Are you one of those writers who feels tortured by inner demons and write to expunge them and illuminate the darkness of their souls. Yeah, mate, us too. But just in case you need further validation, HAPPYISH creator Shalom Auslander shows us that we aren’t alone:
by Eric Volmers
Shalom Auslander was at his home in Woodstock, NY when Showtime president David Nevins called to talk about developing his new show, Happyish.
He asked Auslander, a TV newbie, where he planned to set up his writing room.
“I said ‘I’m in the writing room, what are you talking about?’” says Auslander, who was giving a masterclass at the Banff World Media Festival Wednesday morning. “He was surprised but said ‘Oh, so you just want to do it yourself?’ I said I think that’s probably the best for this stage of it. He said ‘OK, fine.’ So they really did embrace the process.”
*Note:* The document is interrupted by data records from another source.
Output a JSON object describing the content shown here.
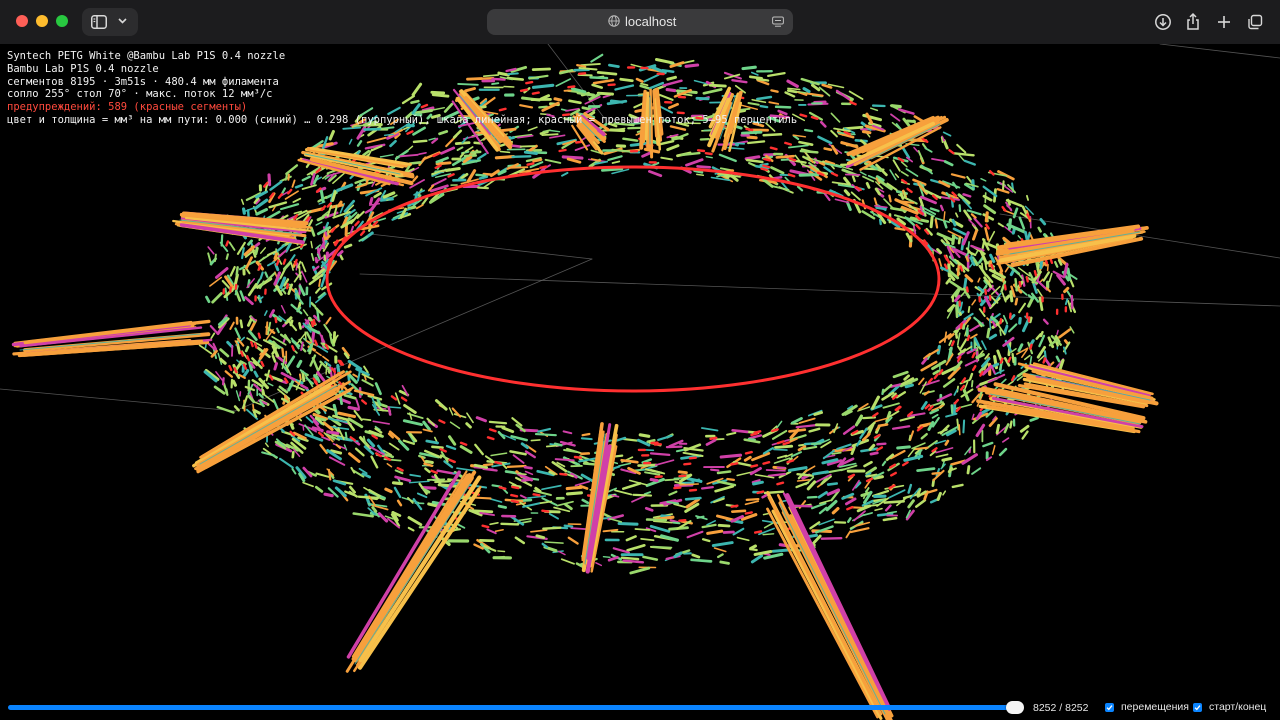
{
  "browser": {
    "url": "localhost",
    "colors": {
      "close": "#fe5f57",
      "minimize": "#febc2e",
      "zoom": "#28c840"
    },
    "icons": [
      "sidebar-icon",
      "chevron-down-icon",
      "globe-icon",
      "reader-icon",
      "download-icon",
      "share-icon",
      "new-tab-icon",
      "tab-overview-icon"
    ]
  },
  "info": {
    "line1": "Syntech PETG White @Bambu Lab P1S 0.4 nozzle",
    "line2": "Bambu Lab P1S 0.4 nozzle",
    "line3": "сегментов 8195 · 3m51s · 480.4 мм филамента",
    "line4": "сопло 255° стол 70° · макс. поток 12 мм³/с",
    "warning": "предупреждений: 589 (красные сегменты)",
    "legend": "цвет и толщина = мм³ на мм пути: 0.000 (синий) … 0.298 (пурпурный), шкала линейная; красный = превышен поток; 5–95 перцентиль"
  },
  "controls": {
    "layer_counter": "8252 / 8252",
    "slider_value": 1.0,
    "travel_label": "перемещения",
    "travel_checked": true,
    "startend_label": "старт/конец",
    "startend_checked": true
  },
  "colors": {
    "accent": "#0a84ff",
    "warning": "#ff4a3d",
    "low_flow": "#3cb6b0",
    "mid_flow": "#b9e06a",
    "high_flow": "#f7a03c",
    "max_flow": "#d040a8",
    "overflow": "#ff3030"
  }
}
It’s a trend in premium TV, where network brass take a hands-off approach and allow creators to offer very personal, singular visions.
Happyish, about the mid-life malaise of a depressed ad executive played by Steve Coogan, is Auslander’s first foray into television. He was used to the much more solitary pursuits of writing short stories, essays, memoirs and novels and contributing to public radio’s This American Life.
Writing has always been a personal endeavour for Auslander, a “survival mechanism” and “tool to get through life and laugh at the darkness.”
When he first considered writing something based on his past life in advertising, he initially envisioned it as prose of some sort. But he realized that advertising world, with its commercials and powerpoint presentations, would work best in a more visual medium.
Still, Happyish isn’t really about advertising. It seems to belong to the same TV club as FX’s Louie in presenting angry, unhappy and occasionally unlikable people for laughs. Coogan plays Thom Payne, an ad man who feels increasingly hostile towards a younger world he no longer feels a part of.
While the series originated from a dark place, it also hit by tragedy early on. Initially, it was being developed as a project for the late Philip Seymour Hoffman, who died in 2014.